  • While organizations around the world are more confident than ever that they can predict and detect cyber-attacks, they're still falling short on investments and plans geared toward recovering from a breach. Such is the double-edged finding of EY's 19th annual Global Information Security Survey, "Path to Cyber-Resilience: Sense, Resist, React." EY surveyed 1,735 IT and IT security executives from organizations around the world to uncover the most compelling cyber-security issues facing business today, and what it discovered was a marketplace still struggling to keep up with a fast-evolving threat landscape. "Organizations have come a long way in preparing for a cyber-breach, but as fast as they improve, cyber-attackers come up with new tricks. Organizations therefore need to sharpen their senses and upgrade their resistance to attacks," said Paul van Kessel, EY's global advisory cyber-security leader. "In the event of an attack they need to have a plan and be prepared to repair the damage quickly and get the organization back on its feet. If not, they put their customers, employees, vendors and ultimately their own future at risk." The message is clear: It's not enough to have great tools and intelligence; companies have to get more strategic about how they track and respond to threats.

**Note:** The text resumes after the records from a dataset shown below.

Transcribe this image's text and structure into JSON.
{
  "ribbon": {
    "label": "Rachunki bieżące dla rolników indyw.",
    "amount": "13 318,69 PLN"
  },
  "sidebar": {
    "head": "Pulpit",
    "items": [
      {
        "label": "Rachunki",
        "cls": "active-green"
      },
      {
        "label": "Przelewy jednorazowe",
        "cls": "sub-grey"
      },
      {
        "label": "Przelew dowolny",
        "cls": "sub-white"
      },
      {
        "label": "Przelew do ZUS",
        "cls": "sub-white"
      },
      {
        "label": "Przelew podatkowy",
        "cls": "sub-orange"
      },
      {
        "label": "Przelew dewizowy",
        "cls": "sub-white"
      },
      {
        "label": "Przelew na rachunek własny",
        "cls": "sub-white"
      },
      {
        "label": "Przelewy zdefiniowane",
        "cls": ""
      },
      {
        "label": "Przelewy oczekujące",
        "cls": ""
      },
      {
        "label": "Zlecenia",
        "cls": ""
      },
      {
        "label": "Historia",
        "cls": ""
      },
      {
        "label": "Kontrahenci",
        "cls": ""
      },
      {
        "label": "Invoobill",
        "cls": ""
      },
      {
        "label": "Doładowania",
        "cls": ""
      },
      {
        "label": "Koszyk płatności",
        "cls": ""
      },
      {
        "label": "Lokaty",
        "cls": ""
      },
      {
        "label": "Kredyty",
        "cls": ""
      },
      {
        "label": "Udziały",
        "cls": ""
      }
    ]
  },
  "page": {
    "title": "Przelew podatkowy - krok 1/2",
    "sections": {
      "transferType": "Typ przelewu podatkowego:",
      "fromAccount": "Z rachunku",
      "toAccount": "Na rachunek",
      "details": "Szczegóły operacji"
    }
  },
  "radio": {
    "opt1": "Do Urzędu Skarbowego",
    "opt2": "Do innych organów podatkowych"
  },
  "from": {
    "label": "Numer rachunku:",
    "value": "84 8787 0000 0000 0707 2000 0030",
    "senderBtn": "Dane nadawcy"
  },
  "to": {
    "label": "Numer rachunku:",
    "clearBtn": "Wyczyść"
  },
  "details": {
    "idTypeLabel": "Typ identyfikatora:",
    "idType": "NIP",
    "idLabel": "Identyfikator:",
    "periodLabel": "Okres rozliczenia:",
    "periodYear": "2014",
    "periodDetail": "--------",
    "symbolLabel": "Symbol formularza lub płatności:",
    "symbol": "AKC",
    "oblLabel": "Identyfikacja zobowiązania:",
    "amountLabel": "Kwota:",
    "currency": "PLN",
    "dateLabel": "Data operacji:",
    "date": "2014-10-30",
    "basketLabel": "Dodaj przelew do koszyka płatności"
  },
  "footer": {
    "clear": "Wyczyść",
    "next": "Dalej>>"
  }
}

  • The state of cyber-security has gone from bad to worse over the past couple of years. Not only are threats increasing in both frequency and intensity, they're also becoming more dangerous and costly. A recent study conducted by Deloitte, "Cyberattackers And Your Intellectual Property: Valuing and Guarding Prized Business Assets," delivers some insights into the current state of cyber-affairs. The consulting firm surveyed nearly 3,000 global business and IT professionals across a variety of industries and found that, over the past 12 months, a significant number of organizations have suffered an intellectual property (IP) cyber-theft incident, including electronic theft of trade secrets, drawings and plans, or proprietary know-how. In addition, the threats originated from a variety of sources and locations, and many respondents believe the attacks will continue to escalate in the months ahead. Unfortunately, many of the professionals admitted that they aren't fully prepared to protect their enterprise against these attacks. Here's a look at some of the key findings of the study.